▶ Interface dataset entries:
------------------------------------------------------------

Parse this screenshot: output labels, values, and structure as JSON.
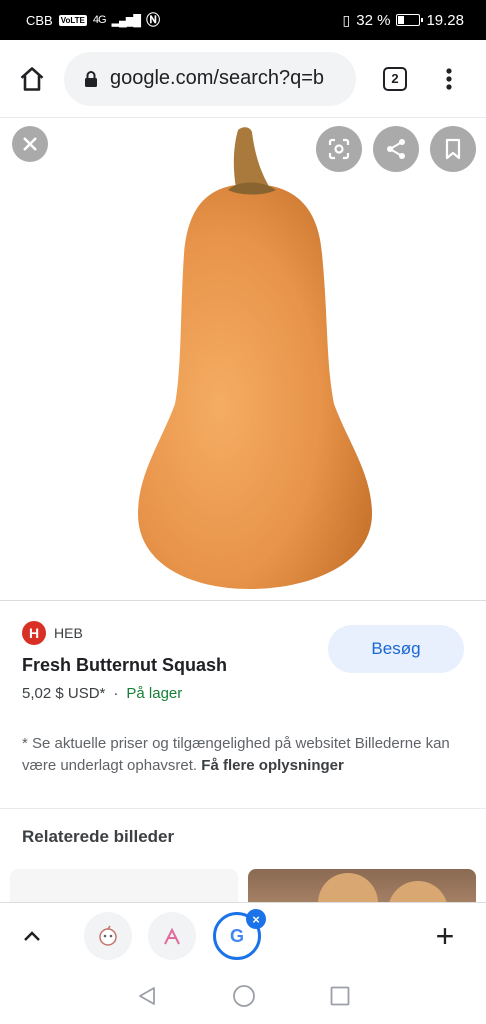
{
  "status_bar": {
    "carrier": "CBB",
    "volte": "VoLTE",
    "network": "4G",
    "battery": "32 %",
    "time": "19.28"
  },
  "browser": {
    "url": "google.com/search?q=b",
    "tab_count": "2",
    "icons": {
      "home": "home-icon",
      "lock": "lock-icon",
      "menu": "more-vert-icon"
    }
  },
  "viewer": {
    "icons": [
      "close-icon",
      "lens-icon",
      "share-icon",
      "bookmark-icon"
    ]
  },
  "result": {
    "source_logo": "H",
    "source": "HEB",
    "title": "Fresh Butternut Squash",
    "price": "5,02 $ USD*",
    "separator": "·",
    "availability": "På lager",
    "visit_button": "Besøg",
    "disclaimer": "* Se aktuelle priser og tilgængelighed på websitet Billederne kan være underlagt ophavsret.",
    "more_info": "Få flere oplysninger"
  },
  "related": {
    "title": "Relaterede billeder"
  },
  "bottom_bar": {
    "tab_badge": "×",
    "google_letter": "G",
    "new_tab": "+"
  },
  "colors": {
    "accent": "#1a73e8",
    "stock_green": "#188038",
    "squash": "#e8944a"
  }
}
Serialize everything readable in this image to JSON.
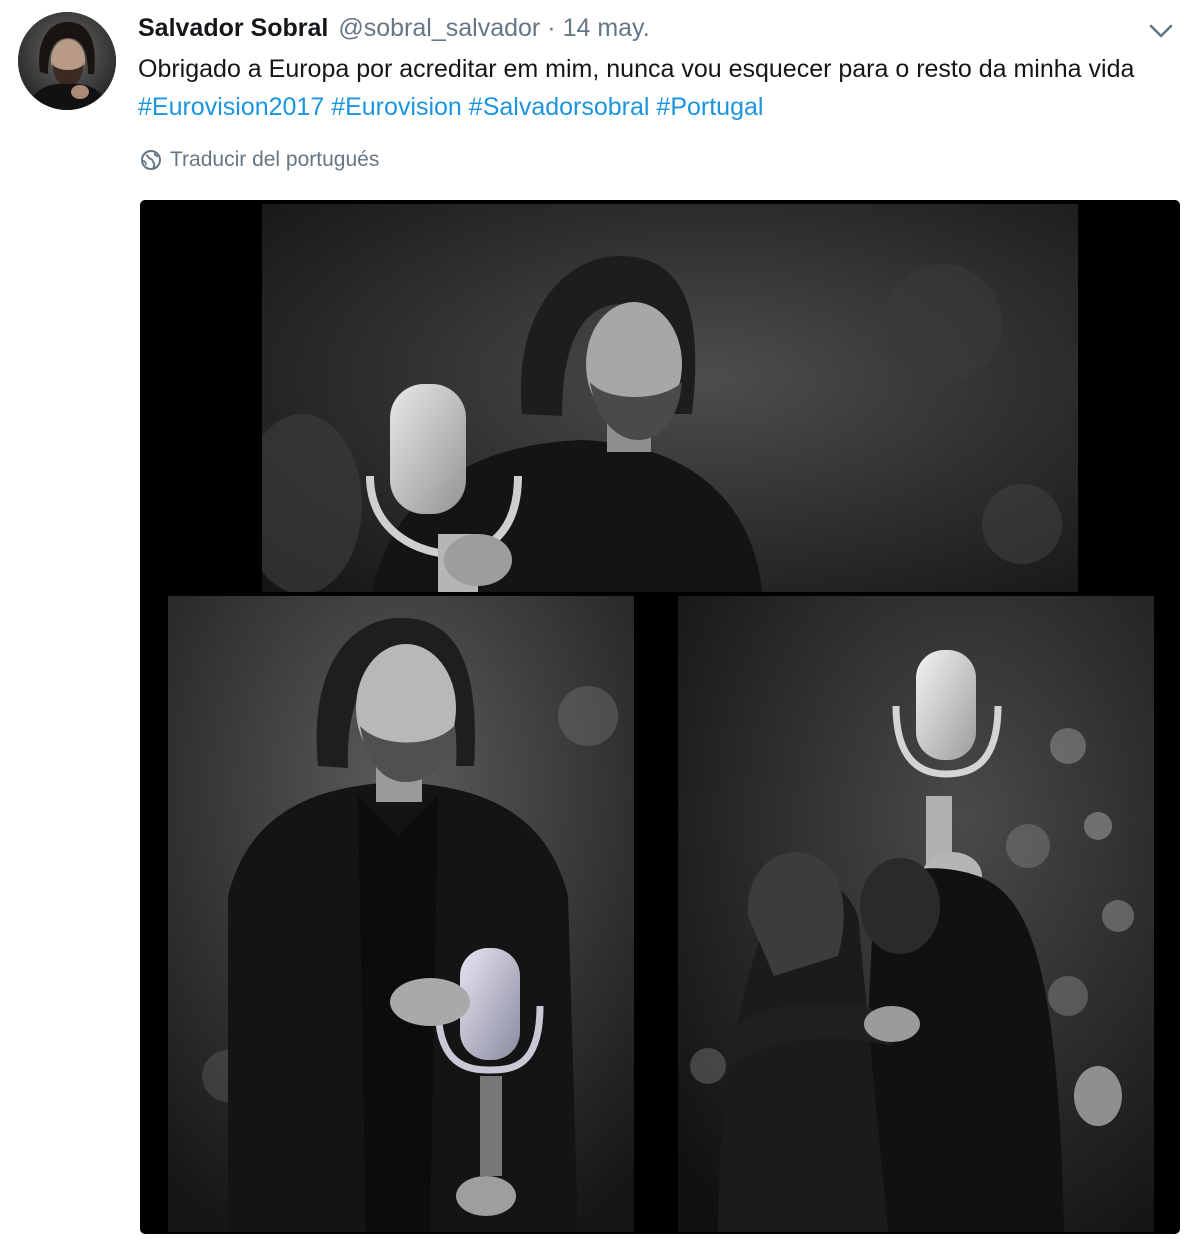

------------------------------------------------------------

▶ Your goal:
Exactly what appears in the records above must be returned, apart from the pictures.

▶ Reply to the exercise:
Parse this screenshot: output labels, values, and structure as JSON.
{
  "status_bar": {
    "carrier": "CBB",
    "volte": "VoLTE",
    "network": "4G",
    "battery": "32 %",
    "time": "19.28"
  },
  "browser": {
    "url": "google.com/search?q=b",
    "tab_count": "2",
    "icons": {
      "home": "home-icon",
      "lock": "lock-icon",
      "menu": "more-vert-icon"
    }
  },
  "viewer": {
    "icons": [
      "close-icon",
      "lens-icon",
      "share-icon",
      "bookmark-icon"
    ]
  },
  "result": {
    "source_logo": "H",
    "source": "HEB",
    "title": "Fresh Butternut Squash",
    "price": "5,02 $ USD*",
    "separator": "·",
    "availability": "På lager",
    "visit_button": "Besøg",
    "disclaimer": "* Se aktuelle priser og tilgængelighed på websitet Billederne kan være underlagt ophavsret.",
    "more_info": "Få flere oplysninger"
  },
  "related": {
    "title": "Relaterede billeder"
  },
  "bottom_bar": {
    "tab_badge": "×",
    "google_letter": "G",
    "new_tab": "+"
  },
  "colors": {
    "accent": "#1a73e8",
    "stock_green": "#188038",
    "squash": "#e8944a"
  }
}
Serialize everything readable in this image to JSON.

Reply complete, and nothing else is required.